On the other side of the ball, the Cubs got a good performance out of their starter, as Ted Lilly pitched 7.1 solid innings of his own. Since the offense was generally inept (surprise!) aside from Brian Stokes' incredibly sucktastic performance, Lilly deserves a lot of credit for keeping the game close for a long time yesterday.
If anybody on offense deserves any credit for yesterday's win, it's gotta be Milton "Everyone's Favorite Cub" Bradley. Bradley had a double in each of the innings in which the Cubs scored, went 3-for-3 on the day, and also walked. This guy is trying as hard as he can to get his average all the way up to... .270. Guh.
Only three other Cubs had hits of any kind yesterday: D-Lee, A-Ram, and Soriano (The Fonz was 3-for-3, and hit the game-winning home run in the 8th). That means four other Cub starting position players posted oh-fers: Theriot, Soto, Baker, and Fuld. Man, Geo Soto has had a rough year, huh?
If you're in favor of the idea of picking one Cub to root for while the rest of the team goes down in flames, you could do a lot worse than Ted Lilly.

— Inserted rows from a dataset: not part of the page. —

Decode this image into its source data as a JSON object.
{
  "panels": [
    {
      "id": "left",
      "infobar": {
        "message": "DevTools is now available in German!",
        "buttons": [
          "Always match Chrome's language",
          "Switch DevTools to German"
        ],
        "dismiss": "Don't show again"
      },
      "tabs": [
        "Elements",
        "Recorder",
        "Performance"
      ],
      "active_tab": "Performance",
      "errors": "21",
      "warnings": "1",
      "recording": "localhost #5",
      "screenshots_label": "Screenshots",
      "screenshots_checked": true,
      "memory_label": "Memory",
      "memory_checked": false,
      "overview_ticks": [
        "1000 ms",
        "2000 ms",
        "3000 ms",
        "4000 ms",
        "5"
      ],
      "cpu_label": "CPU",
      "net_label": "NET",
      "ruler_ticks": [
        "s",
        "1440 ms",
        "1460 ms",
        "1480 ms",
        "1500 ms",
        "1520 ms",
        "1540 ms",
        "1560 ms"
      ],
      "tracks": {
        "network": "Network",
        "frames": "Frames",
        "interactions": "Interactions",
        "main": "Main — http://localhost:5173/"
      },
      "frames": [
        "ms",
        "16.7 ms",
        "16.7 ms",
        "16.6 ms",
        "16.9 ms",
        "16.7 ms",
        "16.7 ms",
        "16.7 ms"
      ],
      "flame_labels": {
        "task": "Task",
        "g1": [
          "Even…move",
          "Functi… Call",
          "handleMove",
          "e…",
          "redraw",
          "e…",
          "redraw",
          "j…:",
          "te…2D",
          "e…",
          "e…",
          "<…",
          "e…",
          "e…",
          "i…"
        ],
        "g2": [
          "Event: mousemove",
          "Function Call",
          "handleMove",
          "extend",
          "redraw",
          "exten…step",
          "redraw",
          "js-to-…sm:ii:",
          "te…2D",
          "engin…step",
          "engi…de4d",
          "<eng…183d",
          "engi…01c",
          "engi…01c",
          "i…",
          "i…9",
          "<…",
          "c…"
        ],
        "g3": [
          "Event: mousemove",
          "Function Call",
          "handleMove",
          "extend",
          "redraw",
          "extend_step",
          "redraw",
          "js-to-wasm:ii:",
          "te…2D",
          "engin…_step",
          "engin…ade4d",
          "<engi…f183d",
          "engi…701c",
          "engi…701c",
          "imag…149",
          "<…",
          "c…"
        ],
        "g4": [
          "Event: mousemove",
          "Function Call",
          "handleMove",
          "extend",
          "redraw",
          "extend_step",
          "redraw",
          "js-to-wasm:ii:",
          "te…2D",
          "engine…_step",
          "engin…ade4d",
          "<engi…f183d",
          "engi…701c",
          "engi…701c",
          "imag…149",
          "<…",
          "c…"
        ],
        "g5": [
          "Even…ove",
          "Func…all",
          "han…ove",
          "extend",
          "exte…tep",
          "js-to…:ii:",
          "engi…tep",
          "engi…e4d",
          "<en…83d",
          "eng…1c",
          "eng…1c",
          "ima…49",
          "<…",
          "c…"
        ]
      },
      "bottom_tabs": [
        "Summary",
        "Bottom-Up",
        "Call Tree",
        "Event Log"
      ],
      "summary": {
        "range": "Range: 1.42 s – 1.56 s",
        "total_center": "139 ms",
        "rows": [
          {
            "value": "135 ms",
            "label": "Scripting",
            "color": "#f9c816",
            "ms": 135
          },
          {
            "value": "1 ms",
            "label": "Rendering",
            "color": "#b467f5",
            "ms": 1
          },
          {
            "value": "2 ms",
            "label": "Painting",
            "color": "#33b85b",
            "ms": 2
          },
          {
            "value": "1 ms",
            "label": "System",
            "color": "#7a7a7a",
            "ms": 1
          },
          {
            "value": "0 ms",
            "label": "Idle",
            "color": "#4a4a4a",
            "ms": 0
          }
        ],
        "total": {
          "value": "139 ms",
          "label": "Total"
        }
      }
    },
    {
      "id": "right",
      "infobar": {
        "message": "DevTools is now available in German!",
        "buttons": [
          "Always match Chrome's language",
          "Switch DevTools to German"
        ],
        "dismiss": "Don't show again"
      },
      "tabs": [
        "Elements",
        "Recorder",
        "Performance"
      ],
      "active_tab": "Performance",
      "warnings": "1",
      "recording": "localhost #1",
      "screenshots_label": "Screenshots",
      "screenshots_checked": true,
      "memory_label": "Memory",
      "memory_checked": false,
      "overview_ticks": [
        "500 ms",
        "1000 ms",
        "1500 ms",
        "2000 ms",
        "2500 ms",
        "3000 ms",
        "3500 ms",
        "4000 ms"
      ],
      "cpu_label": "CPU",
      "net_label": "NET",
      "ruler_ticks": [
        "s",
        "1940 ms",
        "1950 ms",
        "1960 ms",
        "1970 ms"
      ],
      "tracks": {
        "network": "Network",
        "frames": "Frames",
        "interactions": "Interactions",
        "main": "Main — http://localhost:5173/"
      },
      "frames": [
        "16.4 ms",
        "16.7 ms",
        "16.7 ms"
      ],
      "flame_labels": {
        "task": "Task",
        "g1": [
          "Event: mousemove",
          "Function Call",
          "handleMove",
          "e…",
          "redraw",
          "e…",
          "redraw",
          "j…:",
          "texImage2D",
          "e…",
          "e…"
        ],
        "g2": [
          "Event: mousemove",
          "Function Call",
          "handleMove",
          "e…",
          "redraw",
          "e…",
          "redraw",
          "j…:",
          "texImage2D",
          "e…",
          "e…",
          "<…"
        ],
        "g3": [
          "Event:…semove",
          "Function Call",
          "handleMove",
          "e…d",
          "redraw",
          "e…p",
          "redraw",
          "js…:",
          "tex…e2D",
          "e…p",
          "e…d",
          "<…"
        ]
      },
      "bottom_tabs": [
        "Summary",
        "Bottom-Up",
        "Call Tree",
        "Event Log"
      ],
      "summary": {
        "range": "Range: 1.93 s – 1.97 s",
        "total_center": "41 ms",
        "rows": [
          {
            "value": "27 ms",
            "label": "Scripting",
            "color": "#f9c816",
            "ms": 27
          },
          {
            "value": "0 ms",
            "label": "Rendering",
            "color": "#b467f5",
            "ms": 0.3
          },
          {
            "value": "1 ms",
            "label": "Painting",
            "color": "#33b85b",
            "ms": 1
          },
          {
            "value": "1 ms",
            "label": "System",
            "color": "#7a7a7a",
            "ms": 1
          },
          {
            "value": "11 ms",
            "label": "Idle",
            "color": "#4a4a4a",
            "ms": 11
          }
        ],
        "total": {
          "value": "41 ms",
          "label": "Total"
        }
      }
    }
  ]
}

His starts are a refreshing break from what's usually a totally mystifying level of incompetence demonstrated by this team.
Go Ted Lilly!